Directions for this task:
All of the data below should be set down again verbatim, without any images.

(Dataset rows describing interfaces)
___

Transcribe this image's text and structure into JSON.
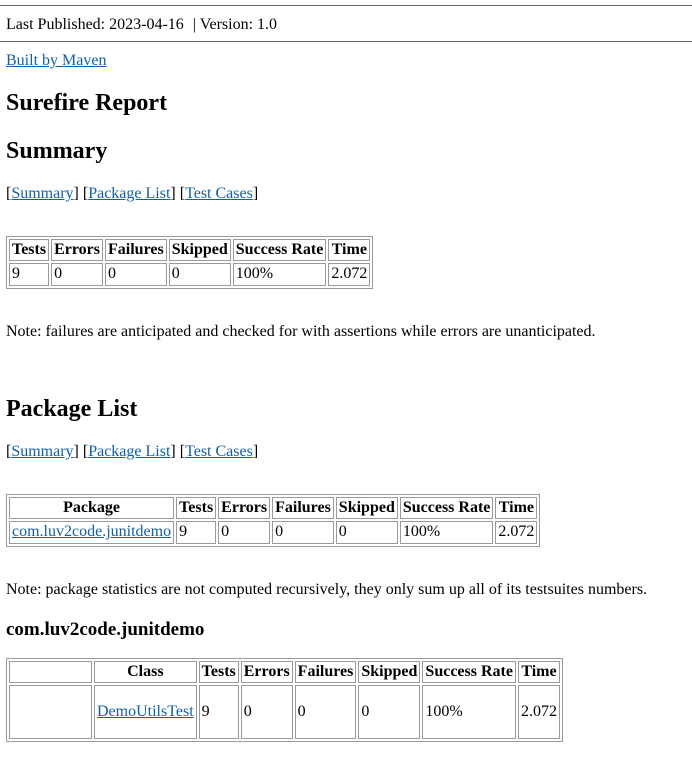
{
  "banner": {
    "published_label": "Last Published: 2023-04-16",
    "separator": "|",
    "version_label": "Version: 1.0"
  },
  "built_by": "Built by Maven",
  "report_title": "Surefire Report",
  "nav": {
    "summary": "Summary",
    "package_list": "Package List",
    "test_cases": "Test Cases"
  },
  "summary": {
    "title": "Summary",
    "headers": [
      "Tests",
      "Errors",
      "Failures",
      "Skipped",
      "Success Rate",
      "Time"
    ],
    "row": [
      "9",
      "0",
      "0",
      "0",
      "100%",
      "2.072"
    ],
    "note": "Note: failures are anticipated and checked for with assertions while errors are unanticipated."
  },
  "package_list": {
    "title": "Package List",
    "headers": [
      "Package",
      "Tests",
      "Errors",
      "Failures",
      "Skipped",
      "Success Rate",
      "Time"
    ],
    "row": [
      "com.luv2code.junitdemo",
      "9",
      "0",
      "0",
      "0",
      "100%",
      "2.072"
    ],
    "note": "Note: package statistics are not computed recursively, they only sum up all of its testsuites numbers."
  },
  "package_detail": {
    "title": "com.luv2code.junitdemo",
    "headers": [
      "",
      "Class",
      "Tests",
      "Errors",
      "Failures",
      "Skipped",
      "Success Rate",
      "Time"
    ],
    "row": [
      "",
      "DemoUtilsTest",
      "9",
      "0",
      "0",
      "0",
      "100%",
      "2.072"
    ]
  }
}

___

Task output:
Transcribe this image's text and structure into JSON.
{
  "banner": {
    "published_label": "Last Published: 2023-04-16",
    "separator": "|",
    "version_label": "Version: 1.0"
  },
  "built_by": "Built by Maven",
  "report_title": "Surefire Report",
  "nav": {
    "summary": "Summary",
    "package_list": "Package List",
    "test_cases": "Test Cases"
  },
  "summary": {
    "title": "Summary",
    "headers": [
      "Tests",
      "Errors",
      "Failures",
      "Skipped",
      "Success Rate",
      "Time"
    ],
    "row": [
      "9",
      "0",
      "0",
      "0",
      "100%",
      "2.072"
    ],
    "note": "Note: failures are anticipated and checked for with assertions while errors are unanticipated."
  },
  "package_list": {
    "title": "Package List",
    "headers": [
      "Package",
      "Tests",
      "Errors",
      "Failures",
      "Skipped",
      "Success Rate",
      "Time"
    ],
    "row": [
      "com.luv2code.junitdemo",
      "9",
      "0",
      "0",
      "0",
      "100%",
      "2.072"
    ],
    "note": "Note: package statistics are not computed recursively, they only sum up all of its testsuites numbers."
  },
  "package_detail": {
    "title": "com.luv2code.junitdemo",
    "headers": [
      "",
      "Class",
      "Tests",
      "Errors",
      "Failures",
      "Skipped",
      "Success Rate",
      "Time"
    ],
    "row": [
      "",
      "DemoUtilsTest",
      "9",
      "0",
      "0",
      "0",
      "100%",
      "2.072"
    ]
  }
}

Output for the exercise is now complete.